• _TASK PROMPT_: Keep only the lines of the material below that contain the word "title". Copy those lines.

• _PROVIDED DATA_:
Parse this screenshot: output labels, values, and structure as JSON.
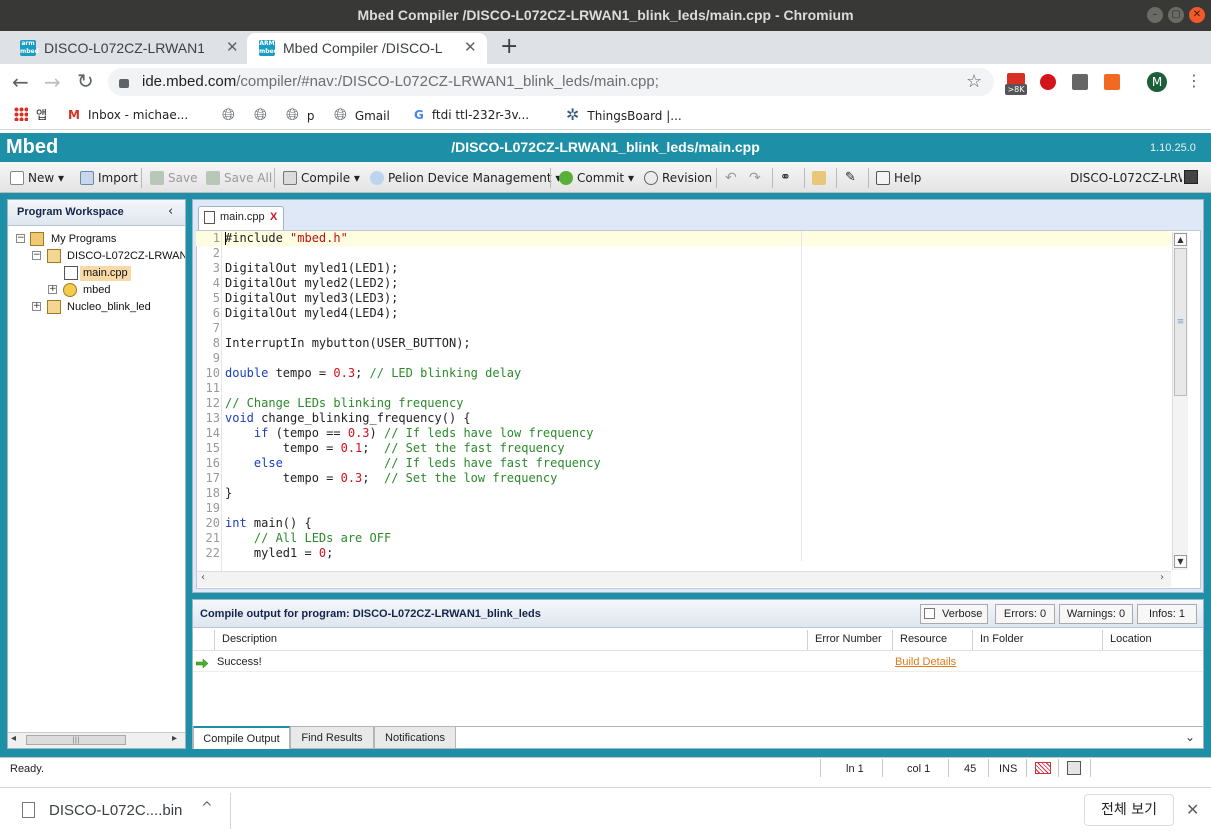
{
  "window": {
    "title": "Mbed Compiler /DISCO-L072CZ-LRWAN1_blink_leds/main.cpp - Chromium"
  },
  "tabs": [
    {
      "label": "DISCO-L072CZ-LRWAN1 | ",
      "favicon": "arm-mbed"
    },
    {
      "label": "Mbed Compiler /DISCO-L",
      "favicon": "arm-mbed"
    }
  ],
  "address": {
    "host": "ide.mbed.com",
    "path": "/compiler/#nav:/DISCO-L072CZ-LRWAN1_blink_leds/main.cpp;"
  },
  "extensions": {
    "gmail_badge": ">8K",
    "avatar_letter": "M"
  },
  "bookmarks": [
    {
      "label": "앱",
      "icon": "apps-grid-icon"
    },
    {
      "label": "Inbox - michae...",
      "icon": "gmail-icon"
    },
    {
      "label": "",
      "icon": "globe-icon"
    },
    {
      "label": "",
      "icon": "globe-icon"
    },
    {
      "label": "p",
      "icon": "globe-icon"
    },
    {
      "label": "Gmail",
      "icon": "globe-icon"
    },
    {
      "label": "ftdi ttl-232r-3v...",
      "icon": "google-icon"
    },
    {
      "label": "ThingsBoard |...",
      "icon": "thingsboard-icon"
    }
  ],
  "mbed": {
    "logo": "Mbed",
    "path": "/DISCO-L072CZ-LRWAN1_blink_leds/main.cpp",
    "version": "1.10.25.0"
  },
  "toolbar": {
    "new": "New",
    "import": "Import",
    "save": "Save",
    "save_all": "Save All",
    "compile": "Compile",
    "pelion": "Pelion Device Management",
    "commit": "Commit",
    "revision": "Revision",
    "help": "Help",
    "target": "DISCO-L072CZ-LRWA"
  },
  "workspace": {
    "title": "Program Workspace",
    "tree": {
      "root": "My Programs",
      "program": "DISCO-L072CZ-LRWAN",
      "file": "main.cpp",
      "lib": "mbed",
      "other": "Nucleo_blink_led"
    }
  },
  "editor": {
    "tab": "main.cpp",
    "tab_close": "X",
    "lines": [
      [
        [
          "pp",
          "#include "
        ],
        [
          "str",
          "\"mbed.h\""
        ]
      ],
      [],
      [
        [
          "t",
          "DigitalOut myled1(LED1);"
        ]
      ],
      [
        [
          "t",
          "DigitalOut myled2(LED2);"
        ]
      ],
      [
        [
          "t",
          "DigitalOut myled3(LED3);"
        ]
      ],
      [
        [
          "t",
          "DigitalOut myled4(LED4);"
        ]
      ],
      [],
      [
        [
          "t",
          "InterruptIn mybutton(USER_BUTTON);"
        ]
      ],
      [],
      [
        [
          "kw",
          "double"
        ],
        [
          "t",
          " tempo = "
        ],
        [
          "num",
          "0.3"
        ],
        [
          "t",
          "; "
        ],
        [
          "cm",
          "// LED blinking delay"
        ]
      ],
      [],
      [
        [
          "cm",
          "// Change LEDs blinking frequency"
        ]
      ],
      [
        [
          "kw",
          "void"
        ],
        [
          "t",
          " change_blinking_frequency() {"
        ]
      ],
      [
        [
          "t",
          "    "
        ],
        [
          "kw",
          "if"
        ],
        [
          "t",
          " (tempo == "
        ],
        [
          "num",
          "0.3"
        ],
        [
          "t",
          ") "
        ],
        [
          "cm",
          "// If leds have low frequency"
        ]
      ],
      [
        [
          "t",
          "        tempo = "
        ],
        [
          "num",
          "0.1"
        ],
        [
          "t",
          ";  "
        ],
        [
          "cm",
          "// Set the fast frequency"
        ]
      ],
      [
        [
          "t",
          "    "
        ],
        [
          "kw",
          "else"
        ],
        [
          "t",
          "              "
        ],
        [
          "cm",
          "// If leds have fast frequency"
        ]
      ],
      [
        [
          "t",
          "        tempo = "
        ],
        [
          "num",
          "0.3"
        ],
        [
          "t",
          ";  "
        ],
        [
          "cm",
          "// Set the low frequency"
        ]
      ],
      [
        [
          "t",
          "}"
        ]
      ],
      [],
      [
        [
          "kw",
          "int"
        ],
        [
          "t",
          " main() {"
        ]
      ],
      [
        [
          "t",
          "    "
        ],
        [
          "cm",
          "// All LEDs are OFF"
        ]
      ],
      [
        [
          "t",
          "    myled1 = "
        ],
        [
          "num",
          "0"
        ],
        [
          "t",
          ";"
        ]
      ]
    ]
  },
  "output": {
    "title": "Compile output for program: DISCO-L072CZ-LRWAN1_blink_leds",
    "verbose": "Verbose",
    "errors": "Errors: 0",
    "warnings": "Warnings: 0",
    "infos": "Infos: 1",
    "columns": [
      "Description",
      "Error Number",
      "Resource",
      "In Folder",
      "Location"
    ],
    "rows": [
      {
        "description": "Success!",
        "error_number": "",
        "resource": "Build Details",
        "folder": "",
        "location": ""
      }
    ],
    "tabs": [
      "Compile Output",
      "Find Results",
      "Notifications"
    ]
  },
  "status": {
    "text": "Ready.",
    "line": "ln 1",
    "col": "col 1",
    "pos": "45",
    "mode": "INS"
  },
  "download": {
    "file": "DISCO-L072C....bin",
    "show_all": "전체 보기"
  },
  "colors": {
    "mbed_teal": "#1d8fa6",
    "tab_active": "#ffffff",
    "comment": "#2b8a2b",
    "keyword": "#1a3fc0",
    "number": "#d0111e"
  }
}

• _SOLUTION_:
    "title": "Mbed Compiler /DISCO-L072CZ-LRWAN1_blink_leds/main.cpp - Chromium"
    "title": "Program Workspace",
    "title": "Compile output for program: DISCO-L072CZ-LRWAN1_blink_leds",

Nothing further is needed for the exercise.